Day Shifts, Night Shifts On the Road to Success

Day Shifts, Night Shifts On the Road to Success

An Indian immigrant’s story: Making it and giving back.

Kamini Shah greets customers at the pick-up desk and said she enjoys interacting and developing relationships with them.

Kamini Shah greets customers at the pick-up desk and said she enjoys interacting and developing relationships with them. Photo by Anagha Srikanth

When the chain pharmacy he worked for opened a drive-through pharmacy, it was the final straw for Amit Shah of Fairfax.

“I thought, ‘we are becoming Taco Bell,’” Amit said. “So I said ‘I’m going to open my own store.’ The chain had moved away from taking care of customers. They were more like a machine playing a number game.
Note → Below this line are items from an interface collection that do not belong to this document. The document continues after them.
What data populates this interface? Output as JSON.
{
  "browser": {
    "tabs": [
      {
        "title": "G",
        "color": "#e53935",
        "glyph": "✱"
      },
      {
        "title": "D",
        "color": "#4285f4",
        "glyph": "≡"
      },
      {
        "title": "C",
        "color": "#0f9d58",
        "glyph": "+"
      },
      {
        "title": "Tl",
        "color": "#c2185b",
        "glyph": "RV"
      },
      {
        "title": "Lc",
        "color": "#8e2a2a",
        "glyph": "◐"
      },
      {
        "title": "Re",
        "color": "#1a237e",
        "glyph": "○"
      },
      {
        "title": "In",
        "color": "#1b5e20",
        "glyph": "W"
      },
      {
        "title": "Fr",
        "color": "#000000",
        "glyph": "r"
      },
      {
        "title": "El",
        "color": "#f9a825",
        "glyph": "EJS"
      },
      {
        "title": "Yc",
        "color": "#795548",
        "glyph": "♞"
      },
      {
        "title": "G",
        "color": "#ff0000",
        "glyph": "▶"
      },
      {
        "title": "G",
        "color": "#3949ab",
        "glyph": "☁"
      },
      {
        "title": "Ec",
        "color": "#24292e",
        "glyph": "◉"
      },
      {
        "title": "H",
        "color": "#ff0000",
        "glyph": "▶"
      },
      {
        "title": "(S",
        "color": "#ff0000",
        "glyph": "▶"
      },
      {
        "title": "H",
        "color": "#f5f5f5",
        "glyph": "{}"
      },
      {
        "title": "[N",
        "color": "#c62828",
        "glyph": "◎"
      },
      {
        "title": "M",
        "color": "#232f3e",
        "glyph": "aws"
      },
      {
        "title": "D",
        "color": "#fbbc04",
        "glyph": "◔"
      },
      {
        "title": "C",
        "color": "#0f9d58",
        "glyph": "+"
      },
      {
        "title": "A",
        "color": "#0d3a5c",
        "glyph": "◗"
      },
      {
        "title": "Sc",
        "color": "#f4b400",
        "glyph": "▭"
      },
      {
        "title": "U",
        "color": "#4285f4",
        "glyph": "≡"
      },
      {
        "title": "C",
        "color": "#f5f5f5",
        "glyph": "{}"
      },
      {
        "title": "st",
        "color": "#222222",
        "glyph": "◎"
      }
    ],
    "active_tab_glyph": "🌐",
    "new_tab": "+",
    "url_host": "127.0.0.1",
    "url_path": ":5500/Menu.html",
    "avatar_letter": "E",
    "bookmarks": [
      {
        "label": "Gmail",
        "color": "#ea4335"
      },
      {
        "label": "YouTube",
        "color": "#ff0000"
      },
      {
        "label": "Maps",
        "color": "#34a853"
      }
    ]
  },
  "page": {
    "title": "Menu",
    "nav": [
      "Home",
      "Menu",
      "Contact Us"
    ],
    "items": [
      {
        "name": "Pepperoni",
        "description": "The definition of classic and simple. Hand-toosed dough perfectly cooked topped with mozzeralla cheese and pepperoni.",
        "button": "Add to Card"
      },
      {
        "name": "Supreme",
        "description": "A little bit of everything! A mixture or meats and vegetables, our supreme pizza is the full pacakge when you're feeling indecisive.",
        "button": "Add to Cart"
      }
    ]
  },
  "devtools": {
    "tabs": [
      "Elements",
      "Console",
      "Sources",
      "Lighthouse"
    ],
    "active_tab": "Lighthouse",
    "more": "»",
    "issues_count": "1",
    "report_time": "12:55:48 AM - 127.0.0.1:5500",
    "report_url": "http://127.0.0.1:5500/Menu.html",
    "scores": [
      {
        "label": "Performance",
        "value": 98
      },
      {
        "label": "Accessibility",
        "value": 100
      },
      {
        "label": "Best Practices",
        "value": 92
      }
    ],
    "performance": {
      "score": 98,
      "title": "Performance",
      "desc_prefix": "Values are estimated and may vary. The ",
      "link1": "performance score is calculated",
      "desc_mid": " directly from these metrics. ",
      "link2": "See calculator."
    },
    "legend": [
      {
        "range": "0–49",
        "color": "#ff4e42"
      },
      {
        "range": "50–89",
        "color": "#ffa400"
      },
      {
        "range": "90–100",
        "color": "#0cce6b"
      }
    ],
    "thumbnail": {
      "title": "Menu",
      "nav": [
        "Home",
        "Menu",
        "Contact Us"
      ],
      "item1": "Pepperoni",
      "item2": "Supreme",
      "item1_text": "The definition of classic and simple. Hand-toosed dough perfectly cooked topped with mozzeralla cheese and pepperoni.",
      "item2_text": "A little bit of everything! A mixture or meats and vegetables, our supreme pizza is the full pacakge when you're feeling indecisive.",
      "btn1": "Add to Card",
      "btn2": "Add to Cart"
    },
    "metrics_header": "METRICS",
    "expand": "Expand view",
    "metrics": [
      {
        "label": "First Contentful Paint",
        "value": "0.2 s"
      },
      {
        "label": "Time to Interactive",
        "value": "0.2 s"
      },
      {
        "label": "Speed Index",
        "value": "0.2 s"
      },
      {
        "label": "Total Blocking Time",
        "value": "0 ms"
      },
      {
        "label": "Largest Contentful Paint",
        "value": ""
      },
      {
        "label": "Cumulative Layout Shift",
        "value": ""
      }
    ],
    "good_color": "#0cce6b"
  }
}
You went there, they filled your prescription but they counted numbers more than people and it wasn’t something I liked.”
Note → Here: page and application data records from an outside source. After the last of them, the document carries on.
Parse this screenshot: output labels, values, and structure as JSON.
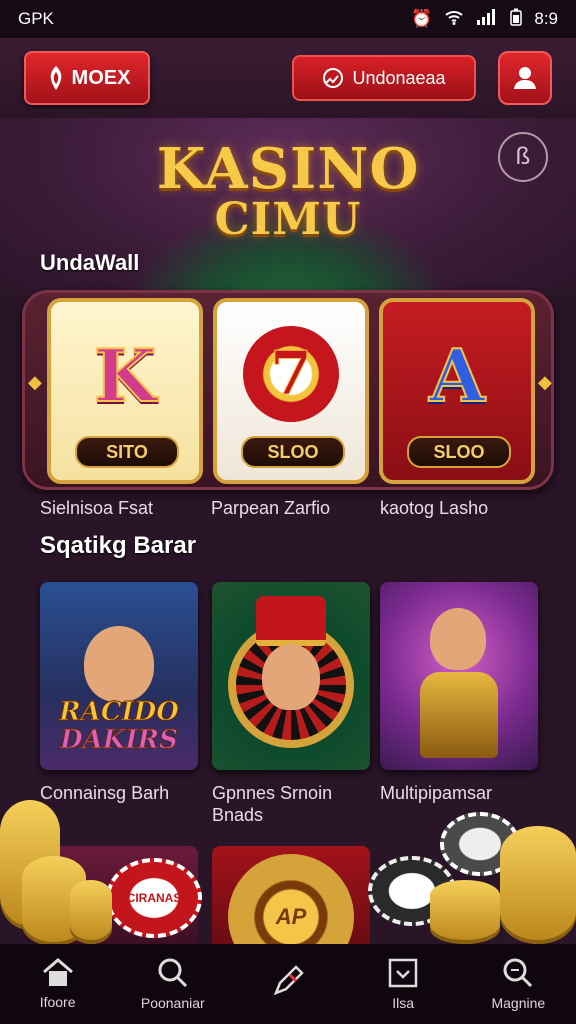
{
  "status_bar": {
    "carrier": "GPK",
    "time": "8:9"
  },
  "header": {
    "logo_text": "MOEX",
    "language": "Undonaeaa"
  },
  "hero": {
    "title_line1": "KASINO",
    "title_line2": "CIMU"
  },
  "section1": {
    "title": "UndaWall"
  },
  "reels": [
    {
      "symbol": "K",
      "badge": "SITO",
      "caption": "Sielnisoa Fsat"
    },
    {
      "symbol": "7",
      "badge": "SLOO",
      "caption": "Parpean Zarfio"
    },
    {
      "symbol": "A",
      "badge": "SLOO",
      "caption": "kaotog Lasho"
    }
  ],
  "section2": {
    "title": "Sqatikg Barar"
  },
  "games": [
    {
      "logo_line1": "RACIDO",
      "logo_line2": "DAKIRS",
      "caption": "Connainsg Barh"
    },
    {
      "caption_line1": "Gpnnes Srnoin",
      "caption_line2": "Bnads"
    },
    {
      "caption": "Multipipamsar"
    }
  ],
  "bottom_art": {
    "chip_text": "CIRANAS",
    "roulette_text": "AP"
  },
  "nav": [
    {
      "label": "Ifoore",
      "icon": "home-icon"
    },
    {
      "label": "Poonaniar",
      "icon": "search-icon"
    },
    {
      "label": "",
      "icon": "pen-icon"
    },
    {
      "label": "Ilsa",
      "icon": "box-icon"
    },
    {
      "label": "Magnine",
      "icon": "magnifier-icon"
    }
  ],
  "colors": {
    "accent_red": "#d81f26",
    "gold": "#f7c948",
    "background": "#2a1528"
  }
}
Having arrived in America from India in 1987 with only $20 and a green card in his pocket, it wasn’t going to be easy. For over a decade he had worked day shifts at pharmacies and the night shift as a technician at George Washington University hospital, all the while studying to earn a bachelors degree in pharmacy from Howard University and a license to practice pharmacy in New York, Maryland and Virginia.
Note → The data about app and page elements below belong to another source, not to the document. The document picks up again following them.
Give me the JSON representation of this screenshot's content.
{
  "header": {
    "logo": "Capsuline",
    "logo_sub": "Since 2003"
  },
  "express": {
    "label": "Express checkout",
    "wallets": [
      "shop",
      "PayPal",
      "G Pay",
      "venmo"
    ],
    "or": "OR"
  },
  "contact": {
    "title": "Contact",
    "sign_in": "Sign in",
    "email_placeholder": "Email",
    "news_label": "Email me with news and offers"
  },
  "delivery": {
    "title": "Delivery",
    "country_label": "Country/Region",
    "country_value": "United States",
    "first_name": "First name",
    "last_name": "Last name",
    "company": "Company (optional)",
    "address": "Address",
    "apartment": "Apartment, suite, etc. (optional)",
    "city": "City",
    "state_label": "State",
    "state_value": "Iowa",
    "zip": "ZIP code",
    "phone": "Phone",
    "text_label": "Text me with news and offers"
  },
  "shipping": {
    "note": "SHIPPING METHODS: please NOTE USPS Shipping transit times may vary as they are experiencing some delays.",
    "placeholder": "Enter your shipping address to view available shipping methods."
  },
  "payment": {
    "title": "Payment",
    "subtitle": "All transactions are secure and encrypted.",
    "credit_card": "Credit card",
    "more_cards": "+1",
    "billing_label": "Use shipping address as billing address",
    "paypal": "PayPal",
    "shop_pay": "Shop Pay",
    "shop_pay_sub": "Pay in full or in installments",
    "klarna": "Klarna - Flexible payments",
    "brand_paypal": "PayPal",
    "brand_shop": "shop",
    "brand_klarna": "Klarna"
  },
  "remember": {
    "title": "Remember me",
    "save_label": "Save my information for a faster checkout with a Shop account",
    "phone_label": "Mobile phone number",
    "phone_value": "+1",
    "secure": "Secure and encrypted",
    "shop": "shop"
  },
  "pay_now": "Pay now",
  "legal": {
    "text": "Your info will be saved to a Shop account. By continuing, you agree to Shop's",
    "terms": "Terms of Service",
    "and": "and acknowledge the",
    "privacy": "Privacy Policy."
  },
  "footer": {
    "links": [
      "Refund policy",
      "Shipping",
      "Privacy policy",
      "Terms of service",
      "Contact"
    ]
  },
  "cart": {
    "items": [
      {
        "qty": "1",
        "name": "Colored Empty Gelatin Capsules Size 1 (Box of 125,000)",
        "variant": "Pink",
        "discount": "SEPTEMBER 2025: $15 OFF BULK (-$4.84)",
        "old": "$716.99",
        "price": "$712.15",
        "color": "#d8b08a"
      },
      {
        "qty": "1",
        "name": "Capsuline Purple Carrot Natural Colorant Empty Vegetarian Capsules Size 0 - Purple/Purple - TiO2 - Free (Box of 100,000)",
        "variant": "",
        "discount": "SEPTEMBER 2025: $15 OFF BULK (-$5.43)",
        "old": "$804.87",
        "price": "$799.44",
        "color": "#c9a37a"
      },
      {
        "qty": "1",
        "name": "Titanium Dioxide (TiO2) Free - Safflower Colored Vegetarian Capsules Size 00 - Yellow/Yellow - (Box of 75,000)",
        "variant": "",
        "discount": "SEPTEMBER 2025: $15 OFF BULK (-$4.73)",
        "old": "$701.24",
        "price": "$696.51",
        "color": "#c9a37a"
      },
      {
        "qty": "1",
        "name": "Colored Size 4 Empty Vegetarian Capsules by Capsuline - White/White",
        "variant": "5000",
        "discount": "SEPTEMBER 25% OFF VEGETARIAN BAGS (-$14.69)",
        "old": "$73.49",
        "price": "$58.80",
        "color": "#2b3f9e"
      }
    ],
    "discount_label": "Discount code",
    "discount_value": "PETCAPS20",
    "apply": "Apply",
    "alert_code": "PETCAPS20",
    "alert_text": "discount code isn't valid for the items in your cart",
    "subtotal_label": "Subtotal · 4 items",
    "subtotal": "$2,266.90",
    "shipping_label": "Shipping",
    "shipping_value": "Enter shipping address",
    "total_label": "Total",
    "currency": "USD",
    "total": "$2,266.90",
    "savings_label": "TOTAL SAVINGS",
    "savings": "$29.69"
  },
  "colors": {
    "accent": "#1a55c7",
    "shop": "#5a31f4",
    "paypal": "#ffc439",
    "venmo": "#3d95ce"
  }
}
Amit Shah checks an order for a customer during a busy Friday morning at his Woodbridge Pharmacy.

IN THOSE YEARS, before Google or smart phones, information was scarce, and it took him over a year just to figure out how to obtain a pharmacists license. His wife Kamini Shah gave up her hopes of pursuing further education in psychology to take computer courses at a local university and become a technician.

During all that time, however, they were learning lessons that would prove invaluable in the future. Amit said communication was one of the biggest challenges he faced as an immigrant and it took years of interacting with customers to earn their trust and acceptance. He had to overcome his accent and learn to talk slower, use less medical jargon and listen.

Kamini, who had earned a masters degree in psychology and sociology from India, found she could use her education to reach out to customers.

“Our customers are all sick people and in their difficult times it helps to have someone to listen to their problems,” she said. “I might not be able to do anything but just listening to them makes them feel a little better. Especially when they are all alone by themselves, seniors and single parents taking care of little kids, [they] have a lot to handle. It makes you feel like you can give back to society by helping them.”

Providing the best services they could to the community has been one of their main priorities since they opened their first store in 2001. Even when it was just the two of them working seven days a week, they would make deliveries after store hours with their two children, still in elementary school at the time, doing their homework in the back seat of their Honda minivan.

NEVER COMPLAINING about the sacrifices, Amit says he’s most proud of contributing to the economy by giving people jobs and volunteering to train students who want to become future pharmacists. Three students who had come to him for advice now own successful businesses in the area, and he finds satisfaction in having been a part of their journeys.

“You don’t leave your country if you don’t see a better opportunity somewhere else, so when you come here you want to do something different,” he said. “I’m proud of my accomplishments. I can say that I did something without looking back and regretting anything. There’s no ifs ands or buts about it. I wanted it and I did it.”